Please state in a single number how many lines of the entries below include the word "matslina".

** Opening Information block **

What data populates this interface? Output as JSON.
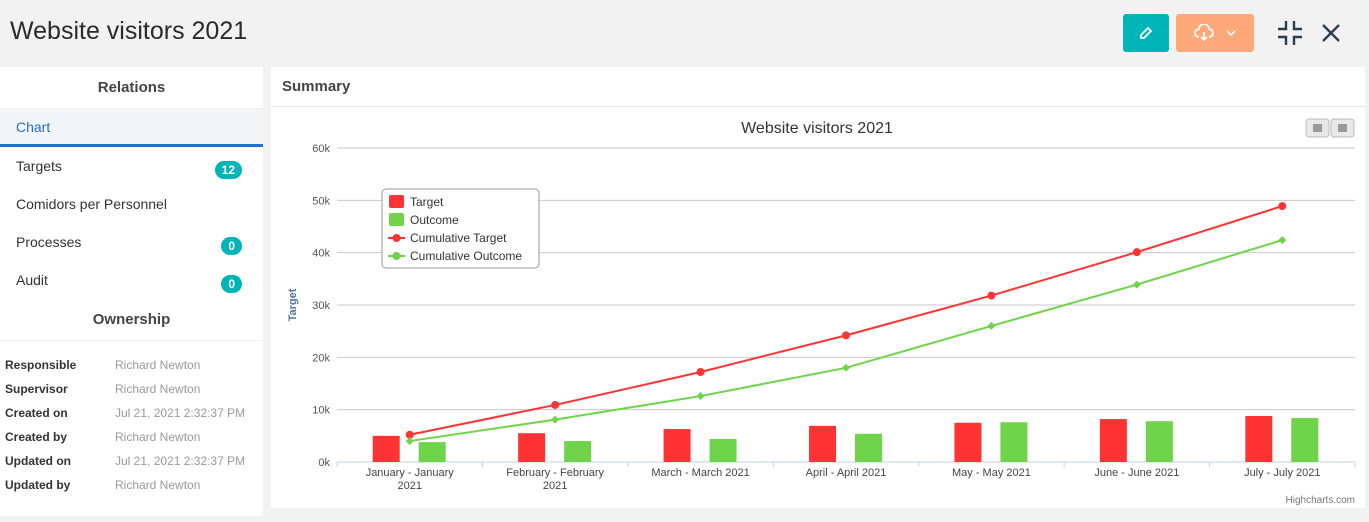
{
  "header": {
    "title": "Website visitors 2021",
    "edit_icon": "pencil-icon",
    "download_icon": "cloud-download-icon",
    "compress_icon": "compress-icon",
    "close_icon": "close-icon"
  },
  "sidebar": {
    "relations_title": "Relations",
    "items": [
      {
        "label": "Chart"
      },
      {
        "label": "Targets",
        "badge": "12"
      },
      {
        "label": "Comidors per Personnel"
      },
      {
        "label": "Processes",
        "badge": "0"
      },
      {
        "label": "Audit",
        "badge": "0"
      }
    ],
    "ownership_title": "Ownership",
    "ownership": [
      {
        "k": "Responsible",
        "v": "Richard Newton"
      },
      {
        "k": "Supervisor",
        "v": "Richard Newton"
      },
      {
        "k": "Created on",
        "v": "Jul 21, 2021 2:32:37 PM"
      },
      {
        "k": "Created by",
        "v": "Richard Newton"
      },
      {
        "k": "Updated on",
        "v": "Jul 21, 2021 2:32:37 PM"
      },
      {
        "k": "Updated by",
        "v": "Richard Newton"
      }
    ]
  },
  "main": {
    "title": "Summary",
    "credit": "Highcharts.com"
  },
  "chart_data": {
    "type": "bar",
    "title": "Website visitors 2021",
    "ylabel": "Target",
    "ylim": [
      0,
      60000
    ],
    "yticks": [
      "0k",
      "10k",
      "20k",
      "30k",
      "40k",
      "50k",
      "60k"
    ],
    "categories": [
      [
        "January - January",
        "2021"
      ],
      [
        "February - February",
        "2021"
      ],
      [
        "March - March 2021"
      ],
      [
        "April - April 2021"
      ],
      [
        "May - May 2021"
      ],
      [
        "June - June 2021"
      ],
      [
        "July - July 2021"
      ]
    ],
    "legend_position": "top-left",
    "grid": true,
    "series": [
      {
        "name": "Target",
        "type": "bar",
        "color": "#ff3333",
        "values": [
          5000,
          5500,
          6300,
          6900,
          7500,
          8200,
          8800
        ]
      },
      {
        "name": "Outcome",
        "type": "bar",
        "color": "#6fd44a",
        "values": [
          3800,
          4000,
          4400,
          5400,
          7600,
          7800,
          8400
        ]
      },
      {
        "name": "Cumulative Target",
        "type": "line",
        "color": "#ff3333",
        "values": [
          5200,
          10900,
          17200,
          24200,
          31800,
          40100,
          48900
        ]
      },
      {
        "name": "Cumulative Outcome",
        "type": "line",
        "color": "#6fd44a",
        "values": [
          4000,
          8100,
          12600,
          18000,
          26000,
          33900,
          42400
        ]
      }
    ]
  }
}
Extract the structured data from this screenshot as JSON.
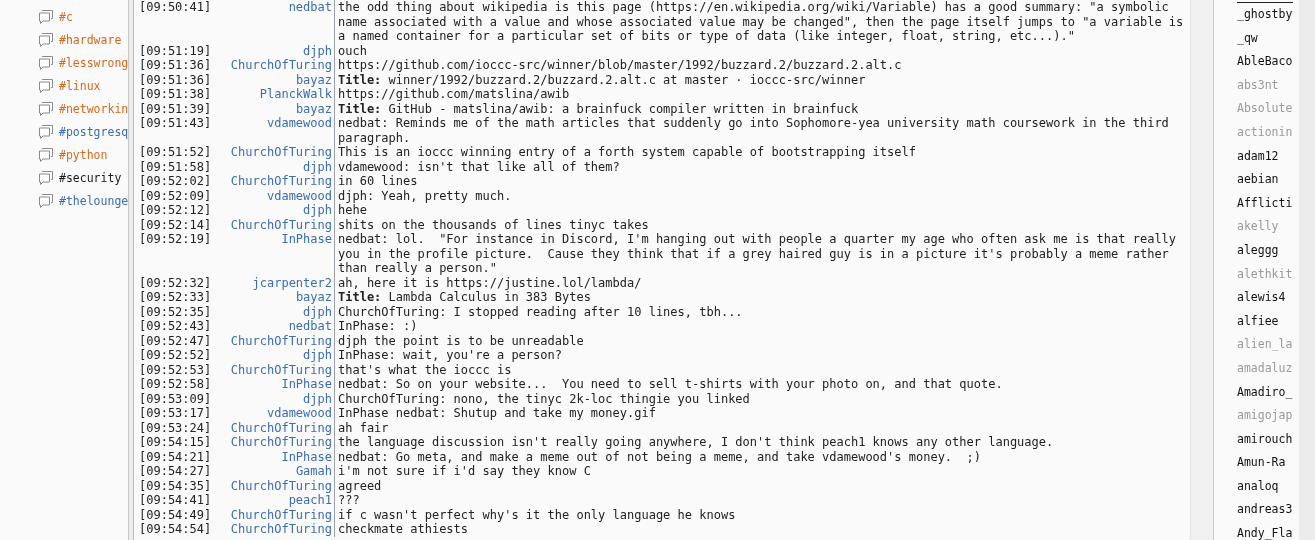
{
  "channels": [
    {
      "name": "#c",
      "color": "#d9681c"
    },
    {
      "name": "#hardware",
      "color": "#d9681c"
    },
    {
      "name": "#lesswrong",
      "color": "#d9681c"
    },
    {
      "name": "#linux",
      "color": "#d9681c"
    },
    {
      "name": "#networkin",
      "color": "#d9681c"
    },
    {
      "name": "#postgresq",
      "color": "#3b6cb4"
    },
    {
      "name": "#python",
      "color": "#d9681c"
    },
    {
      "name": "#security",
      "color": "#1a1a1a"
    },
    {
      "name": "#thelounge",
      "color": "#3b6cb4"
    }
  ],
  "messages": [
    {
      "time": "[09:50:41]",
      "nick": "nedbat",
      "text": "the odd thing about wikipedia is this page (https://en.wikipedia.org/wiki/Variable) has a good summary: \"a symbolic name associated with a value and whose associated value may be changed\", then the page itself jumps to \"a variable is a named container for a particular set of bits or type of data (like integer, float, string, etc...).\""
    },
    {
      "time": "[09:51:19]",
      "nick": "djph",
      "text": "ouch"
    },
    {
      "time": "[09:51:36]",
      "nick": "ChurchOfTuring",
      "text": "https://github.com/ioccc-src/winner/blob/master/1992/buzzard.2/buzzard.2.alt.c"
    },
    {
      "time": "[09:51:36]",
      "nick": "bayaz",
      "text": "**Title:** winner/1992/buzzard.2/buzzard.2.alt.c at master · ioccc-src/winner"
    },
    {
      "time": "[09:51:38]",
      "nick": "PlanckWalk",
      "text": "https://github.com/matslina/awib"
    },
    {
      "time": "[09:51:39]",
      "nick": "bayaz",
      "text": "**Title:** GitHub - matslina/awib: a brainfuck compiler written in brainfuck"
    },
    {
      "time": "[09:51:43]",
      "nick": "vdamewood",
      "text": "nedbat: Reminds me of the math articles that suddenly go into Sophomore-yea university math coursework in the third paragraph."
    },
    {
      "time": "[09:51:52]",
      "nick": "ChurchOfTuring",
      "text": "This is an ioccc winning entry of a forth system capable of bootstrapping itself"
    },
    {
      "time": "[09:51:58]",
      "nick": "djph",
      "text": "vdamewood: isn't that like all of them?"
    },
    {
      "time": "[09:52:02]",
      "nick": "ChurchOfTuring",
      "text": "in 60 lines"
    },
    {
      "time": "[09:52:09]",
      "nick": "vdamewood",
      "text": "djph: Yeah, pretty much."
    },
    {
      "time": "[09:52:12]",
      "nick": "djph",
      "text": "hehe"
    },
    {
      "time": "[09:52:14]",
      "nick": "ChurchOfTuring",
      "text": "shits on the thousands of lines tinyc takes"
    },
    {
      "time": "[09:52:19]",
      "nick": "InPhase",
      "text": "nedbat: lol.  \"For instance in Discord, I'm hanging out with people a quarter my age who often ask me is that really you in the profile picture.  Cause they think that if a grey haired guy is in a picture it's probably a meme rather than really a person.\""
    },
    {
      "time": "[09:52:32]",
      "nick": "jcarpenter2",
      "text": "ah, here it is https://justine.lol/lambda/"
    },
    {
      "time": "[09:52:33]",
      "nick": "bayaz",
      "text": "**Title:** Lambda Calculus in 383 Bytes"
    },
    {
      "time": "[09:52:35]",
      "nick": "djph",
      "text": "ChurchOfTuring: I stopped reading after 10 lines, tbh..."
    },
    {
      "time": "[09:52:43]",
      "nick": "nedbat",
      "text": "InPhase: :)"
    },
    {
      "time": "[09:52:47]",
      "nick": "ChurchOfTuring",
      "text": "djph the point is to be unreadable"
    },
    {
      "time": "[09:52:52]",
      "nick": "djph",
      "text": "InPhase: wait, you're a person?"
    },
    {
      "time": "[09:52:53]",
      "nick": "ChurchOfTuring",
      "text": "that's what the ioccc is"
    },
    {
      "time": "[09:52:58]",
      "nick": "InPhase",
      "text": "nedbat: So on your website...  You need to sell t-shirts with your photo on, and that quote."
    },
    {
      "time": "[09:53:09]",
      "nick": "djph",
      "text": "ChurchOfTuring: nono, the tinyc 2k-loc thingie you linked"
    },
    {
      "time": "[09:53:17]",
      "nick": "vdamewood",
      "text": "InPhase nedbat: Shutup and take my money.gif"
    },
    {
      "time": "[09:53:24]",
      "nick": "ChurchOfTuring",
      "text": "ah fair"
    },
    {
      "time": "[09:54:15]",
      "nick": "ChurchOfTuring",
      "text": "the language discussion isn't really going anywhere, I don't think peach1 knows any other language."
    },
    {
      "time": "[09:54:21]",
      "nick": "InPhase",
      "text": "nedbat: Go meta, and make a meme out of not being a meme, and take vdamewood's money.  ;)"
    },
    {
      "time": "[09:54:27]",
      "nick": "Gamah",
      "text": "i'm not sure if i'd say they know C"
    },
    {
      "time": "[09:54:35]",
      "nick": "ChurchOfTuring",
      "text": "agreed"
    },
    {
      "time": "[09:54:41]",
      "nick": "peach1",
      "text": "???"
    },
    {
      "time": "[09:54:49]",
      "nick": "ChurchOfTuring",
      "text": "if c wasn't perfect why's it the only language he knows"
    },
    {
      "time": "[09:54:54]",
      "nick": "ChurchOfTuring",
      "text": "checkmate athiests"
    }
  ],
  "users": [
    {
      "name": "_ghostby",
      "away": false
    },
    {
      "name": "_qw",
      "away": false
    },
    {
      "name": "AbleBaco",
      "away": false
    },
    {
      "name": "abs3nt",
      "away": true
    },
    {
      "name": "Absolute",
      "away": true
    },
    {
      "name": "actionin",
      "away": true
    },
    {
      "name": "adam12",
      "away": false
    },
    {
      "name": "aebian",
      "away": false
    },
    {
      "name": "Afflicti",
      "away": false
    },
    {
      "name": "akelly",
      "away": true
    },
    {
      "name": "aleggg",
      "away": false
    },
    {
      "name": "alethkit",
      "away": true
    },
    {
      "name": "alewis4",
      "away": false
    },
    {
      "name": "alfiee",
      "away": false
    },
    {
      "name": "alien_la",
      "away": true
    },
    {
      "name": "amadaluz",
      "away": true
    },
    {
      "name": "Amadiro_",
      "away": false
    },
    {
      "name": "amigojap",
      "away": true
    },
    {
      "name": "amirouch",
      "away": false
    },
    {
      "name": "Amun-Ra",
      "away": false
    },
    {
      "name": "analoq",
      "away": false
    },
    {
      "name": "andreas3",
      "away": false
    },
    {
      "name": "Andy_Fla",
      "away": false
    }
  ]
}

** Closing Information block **

Expected answer> 2